■ **Required action**
Each entry that follows should be set down precisely, with its pictures removed.

■ **Records to use**
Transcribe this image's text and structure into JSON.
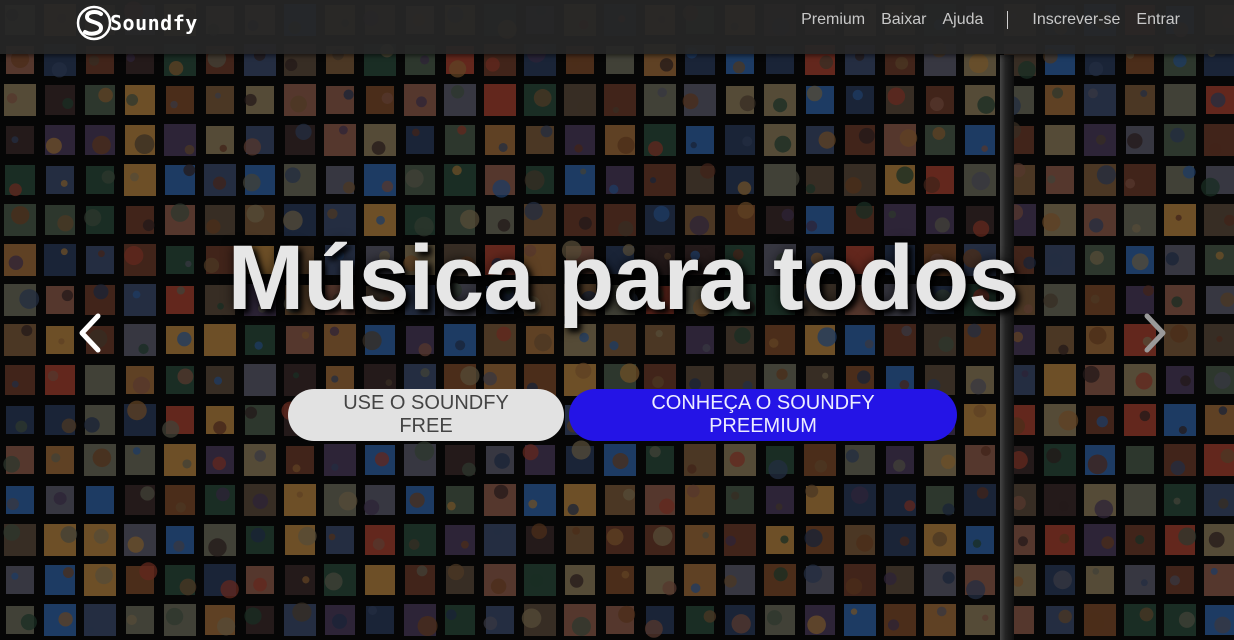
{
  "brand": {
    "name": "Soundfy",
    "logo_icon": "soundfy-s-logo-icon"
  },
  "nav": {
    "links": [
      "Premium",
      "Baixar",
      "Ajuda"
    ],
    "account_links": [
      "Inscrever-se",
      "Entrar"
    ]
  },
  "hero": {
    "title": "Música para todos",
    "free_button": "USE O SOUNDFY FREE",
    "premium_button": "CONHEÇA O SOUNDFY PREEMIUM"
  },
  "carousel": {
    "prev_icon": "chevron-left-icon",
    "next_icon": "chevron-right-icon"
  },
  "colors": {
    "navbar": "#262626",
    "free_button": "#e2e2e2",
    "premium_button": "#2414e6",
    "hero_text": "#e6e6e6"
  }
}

■ **Task answer**
Transcribe this image's text and structure into JSON.
{
  "brand": {
    "name": "Soundfy",
    "logo_icon": "soundfy-s-logo-icon"
  },
  "nav": {
    "links": [
      "Premium",
      "Baixar",
      "Ajuda"
    ],
    "account_links": [
      "Inscrever-se",
      "Entrar"
    ]
  },
  "hero": {
    "title": "Música para todos",
    "free_button": "USE O SOUNDFY FREE",
    "premium_button": "CONHEÇA O SOUNDFY PREEMIUM"
  },
  "carousel": {
    "prev_icon": "chevron-left-icon",
    "next_icon": "chevron-right-icon"
  },
  "colors": {
    "navbar": "#262626",
    "free_button": "#e2e2e2",
    "premium_button": "#2414e6",
    "hero_text": "#e6e6e6"
  }
}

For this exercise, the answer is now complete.